The practice of making New Year’s Resolutions dates back to the ancient Romans, who not only established January 1 as the first day of the year but also invented the South Beach Diet (just kidding). Despite the timeless allure of starting over, it can be hard to stick to those year-end promises. The Library has many free resources that just might help you carry your best intentions well into 2011.
We’ve arranged this post by topic, focusing on some of the most popular areas of self-improvement. But that doesn’t mean you can’t research other goals like, for instance, quitting smoking, giving to charity, learning a language, improving your grades, or getting to know local history. Basically, If you can dream it, we can hook you up with a book, magazine, database, video, audio book, or maybe even a free class. Just apply the research techniques outlined below to your subject of choice.
Now, onto the Resolutions!
Devour a healthy cookbook.
The Library’s larder is full of books containing healthy recipes and tips for better nutrition. To get started, navigate to our catalog and, if you’re in the mood to browse, start with a broad search by searching for generic phrases like healthy cooking or healthy recipes.
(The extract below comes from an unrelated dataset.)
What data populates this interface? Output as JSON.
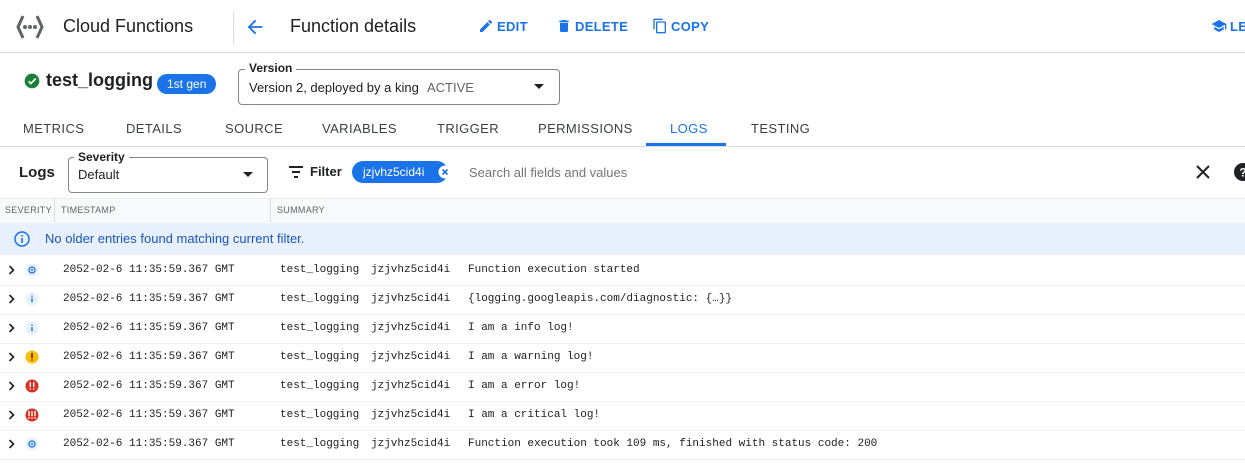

Then, narrow the results by using the Refine categories on the right-hand side of the screen. Refining by Subject, for example (see below), can help you narrow your results to cookbooks only. Or, if you want to zero in on recently published books, refine by Year. (You can also do this via an Advanced Search; type in Subject: cookbooks and Year: 2010.)
Need culinary inspiration? Here are a few lists to get you started:
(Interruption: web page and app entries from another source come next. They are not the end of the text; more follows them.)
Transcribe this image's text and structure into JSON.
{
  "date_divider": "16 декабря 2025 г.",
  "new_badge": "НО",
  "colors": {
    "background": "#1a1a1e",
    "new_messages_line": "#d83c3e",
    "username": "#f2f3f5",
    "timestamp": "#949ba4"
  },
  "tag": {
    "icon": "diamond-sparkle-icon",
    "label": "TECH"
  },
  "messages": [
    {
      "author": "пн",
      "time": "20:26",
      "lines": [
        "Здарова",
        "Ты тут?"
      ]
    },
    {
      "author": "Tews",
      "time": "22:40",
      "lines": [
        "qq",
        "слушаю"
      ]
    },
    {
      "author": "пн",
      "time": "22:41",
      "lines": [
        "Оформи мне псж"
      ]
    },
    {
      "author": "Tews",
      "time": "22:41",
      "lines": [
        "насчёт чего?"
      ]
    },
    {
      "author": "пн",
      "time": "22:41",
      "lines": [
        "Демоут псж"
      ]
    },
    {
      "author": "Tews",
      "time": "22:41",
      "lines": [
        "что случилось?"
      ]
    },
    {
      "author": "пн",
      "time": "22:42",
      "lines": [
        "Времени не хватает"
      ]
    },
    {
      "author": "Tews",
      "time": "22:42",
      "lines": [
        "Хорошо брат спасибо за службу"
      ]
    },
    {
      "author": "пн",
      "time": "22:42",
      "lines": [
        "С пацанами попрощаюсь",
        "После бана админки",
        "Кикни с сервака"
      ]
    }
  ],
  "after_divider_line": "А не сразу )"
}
- NPR’s Best Cookbooks of 2010
- The Washington Post’s Best Cookbooks of 2010
- Best Cookbooks of 2010 at Epicurious.com
- The Guardian’s 25 Best Cookbooks of 2010
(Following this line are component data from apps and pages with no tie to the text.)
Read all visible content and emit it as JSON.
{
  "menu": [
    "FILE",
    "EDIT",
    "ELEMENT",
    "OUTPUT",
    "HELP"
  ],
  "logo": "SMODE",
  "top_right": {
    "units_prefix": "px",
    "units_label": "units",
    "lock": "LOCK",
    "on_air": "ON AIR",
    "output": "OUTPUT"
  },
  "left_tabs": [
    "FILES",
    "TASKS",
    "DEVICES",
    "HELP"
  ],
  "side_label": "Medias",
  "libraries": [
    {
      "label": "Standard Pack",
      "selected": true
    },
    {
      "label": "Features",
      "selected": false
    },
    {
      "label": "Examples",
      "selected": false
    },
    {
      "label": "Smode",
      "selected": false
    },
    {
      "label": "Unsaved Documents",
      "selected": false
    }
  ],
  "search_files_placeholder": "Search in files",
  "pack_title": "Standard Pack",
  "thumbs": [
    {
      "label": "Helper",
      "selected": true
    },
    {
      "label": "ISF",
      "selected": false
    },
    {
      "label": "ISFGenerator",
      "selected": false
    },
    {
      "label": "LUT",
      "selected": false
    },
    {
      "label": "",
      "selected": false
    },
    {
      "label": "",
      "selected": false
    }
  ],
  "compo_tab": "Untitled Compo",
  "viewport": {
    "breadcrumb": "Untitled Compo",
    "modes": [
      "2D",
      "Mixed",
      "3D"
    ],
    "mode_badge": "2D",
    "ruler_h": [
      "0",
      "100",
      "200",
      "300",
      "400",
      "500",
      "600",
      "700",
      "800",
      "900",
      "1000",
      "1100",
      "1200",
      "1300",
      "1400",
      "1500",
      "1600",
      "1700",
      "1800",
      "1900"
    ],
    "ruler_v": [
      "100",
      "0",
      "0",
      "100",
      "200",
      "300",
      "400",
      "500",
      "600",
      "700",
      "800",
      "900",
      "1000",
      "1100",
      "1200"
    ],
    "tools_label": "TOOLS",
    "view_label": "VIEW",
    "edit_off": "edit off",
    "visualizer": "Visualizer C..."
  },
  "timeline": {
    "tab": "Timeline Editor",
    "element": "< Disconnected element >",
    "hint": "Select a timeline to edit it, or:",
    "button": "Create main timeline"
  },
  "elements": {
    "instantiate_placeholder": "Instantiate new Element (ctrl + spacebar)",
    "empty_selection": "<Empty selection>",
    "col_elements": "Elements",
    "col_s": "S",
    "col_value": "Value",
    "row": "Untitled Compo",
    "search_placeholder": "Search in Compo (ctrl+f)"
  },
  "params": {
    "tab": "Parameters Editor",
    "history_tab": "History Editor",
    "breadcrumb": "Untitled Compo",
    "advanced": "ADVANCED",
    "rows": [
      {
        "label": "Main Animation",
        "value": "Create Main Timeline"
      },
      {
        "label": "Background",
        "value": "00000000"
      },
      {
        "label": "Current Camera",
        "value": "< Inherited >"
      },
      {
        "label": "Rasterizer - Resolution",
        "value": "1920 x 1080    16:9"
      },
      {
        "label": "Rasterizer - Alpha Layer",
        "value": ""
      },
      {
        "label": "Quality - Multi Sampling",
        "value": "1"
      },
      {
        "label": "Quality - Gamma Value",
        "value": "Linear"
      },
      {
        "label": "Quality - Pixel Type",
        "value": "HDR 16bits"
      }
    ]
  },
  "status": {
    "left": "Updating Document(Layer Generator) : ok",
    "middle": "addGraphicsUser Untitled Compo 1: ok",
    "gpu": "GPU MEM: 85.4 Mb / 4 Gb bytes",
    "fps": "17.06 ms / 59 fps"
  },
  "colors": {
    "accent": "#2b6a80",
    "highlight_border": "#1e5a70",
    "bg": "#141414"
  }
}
And a few to avoid: The Physicians Committee for Responsible Medicine’s Worst Cookbooks of 2010
Get in Shape
Check out a fitness DVD.
The Library isn’t limited to books. Our video holdings are a boon to visually oriented health nuts, with DVDs that range from aerobics, to Tai Chi, to yoga, to zumba. (To find DVDs, do a search and refine by Format: DVD )
In most cases, these DVDs won’t cost a thing to rent – except in the case of “Feature” (read: brand-new) films, which cost $1. There’s no limit on how many items you can check out, and the loan period is seven days.
The only drawback: The Library cannot be held responsible for what happens if a spouse, child, sibling, neighbor, etc., walks in on you working out to Buns of Steel.
Save the Earth
Research green resources on the Web.
In addition to perusing our many books on sustainable living, check out our list of online resources for Green Living in Kansas City.
The Kansas City Public Library also offers many databases to patrons that would otherwise cost a subscription fee to use. To access them, all you need is a Library card number and PIN. Most of our databases can even be accessed from your home computer, but in order to do this, you must first go through our Library website. For green research, try our science databases.
Improve Your Finances
Stay out of the red at the H&R Block Business & Career Center.
And if all else fails, you can schedule a free one-on-one consultation with a business librarian by calling 816.701.3717 or emailing email@example.com.
Join the 21st Century
Take a computer class.
If you’re reading this blog post, you’re probably not the sort of person who still sends letters via snail mail or places daily calls to the time and temperature guy on your rotary phone. But perhaps you have a luddite in your life who needs to get with the times.
Whether it’s something as basic as setting up an email account (which, in fairness, can sometimes be anything but basic) or as nuanced as staking a claim on Facebook, the Library’s computer classes can help your highly intelligent but computer illiterate Aunt Agatha harness the powers of 21st-century tech.
There’s a computer class pretty much every day somewhere in the Library system. Learn how to build spreadsheets, surf the web, master email, edit documents in Microsoft Word, and even tame that wily e-reader you got for Christmas. All classes are offered free of charge by our super-user-friendly staff.
Whatever path you choose, we wish you the best in the New Year.
And if you get frustrated, just head to the nearest Kansas City Library location. We're here to help, all year long.
-- Jason Harper